In 1994, philanthropists John and Rosemary Galbraith started an endowment for a fellowship to support one student from Eckerd College each year as a summer research intern at the Bermuda Institute of Ocean Sciences (BIOS). In 2014, to recognize the support of the late George Wardman, an Eckerd College donor who for many years sat on the BIOS Board of Directors, the fellowship was re-named the Galbraith/Wardman Fellowship. The Galbraith/Wardman Fellowship covers all expenses associated with a 10-week internship at BIOS, including travel to Bermuda and a $2,000 stipend.
How to apply
Rising juniors, and seniors, currently enrolled at Eckerd College, are eligible and students of all disciplines are encouraged to apply. Students who meet the eligibility requirements should consult the list of mentors and potential research projects. Prior to submitting an application prospective interns are encouraged to contact potential BIOS mentors directly to discuss projects. Mentor contact details can be found using the links provided here.
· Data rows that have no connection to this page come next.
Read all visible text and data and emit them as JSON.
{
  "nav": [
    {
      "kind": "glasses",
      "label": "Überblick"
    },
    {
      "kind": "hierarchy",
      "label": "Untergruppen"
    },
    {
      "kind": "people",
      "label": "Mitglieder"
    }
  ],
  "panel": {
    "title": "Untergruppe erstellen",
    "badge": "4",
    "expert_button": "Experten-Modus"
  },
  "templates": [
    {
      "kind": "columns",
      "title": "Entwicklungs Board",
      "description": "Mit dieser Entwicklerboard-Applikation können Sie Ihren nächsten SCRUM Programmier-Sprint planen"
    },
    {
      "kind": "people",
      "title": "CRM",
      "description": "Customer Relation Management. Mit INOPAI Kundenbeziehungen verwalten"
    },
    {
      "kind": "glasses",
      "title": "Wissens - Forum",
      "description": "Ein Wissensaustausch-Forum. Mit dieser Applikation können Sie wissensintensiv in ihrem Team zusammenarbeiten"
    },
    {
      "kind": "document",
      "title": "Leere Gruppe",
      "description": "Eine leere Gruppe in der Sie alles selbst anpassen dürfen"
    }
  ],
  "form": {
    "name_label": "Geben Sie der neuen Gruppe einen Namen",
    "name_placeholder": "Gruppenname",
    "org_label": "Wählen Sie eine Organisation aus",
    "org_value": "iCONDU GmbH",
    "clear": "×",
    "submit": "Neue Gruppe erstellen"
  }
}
Applicants should email a one-half page statement of research interests, unofficial transcripts, one letter of recommendation from a faculty member (other than Siuda, Krediet or Meylan), a list of up to three projects that you would like to work on (from the list of potential projects) and an up-to-date CV to Professor Siuda on or before March 31. Applications from well-qualified Eckerd students will be forwarded to BIOS where final selection will depend, in part, on matching the research interests of the intern with those of BIOS Faculty members. Applicants will be notified of the outcome in April. This fellowship is open to Eckerd students only but its existence does not exclude Eckerd students from consideration for other BIOS internship programs.
Former Galbraith/Wardman Fellow
Ian Besse, a junior majoring in marine science, spent 10 weeks at BIOS as the 2017 Galbraith/Wardman Fellow. Mentored by Dr. Gretchen Goodbody-Gringley, Ian utilized innovative research methods to determine if the lionfish found locally are reproducing in the ocean’s mesophotic zone. Ian said of his internship, “For me, my time at BIOS was a confirmation that research science is what I want to do. I had thought about it before, but had never had a real opportunity to work as a scientist in a professional setting, and having the experience I did at BIOS this summer tells me that it is something I really do want to pursue."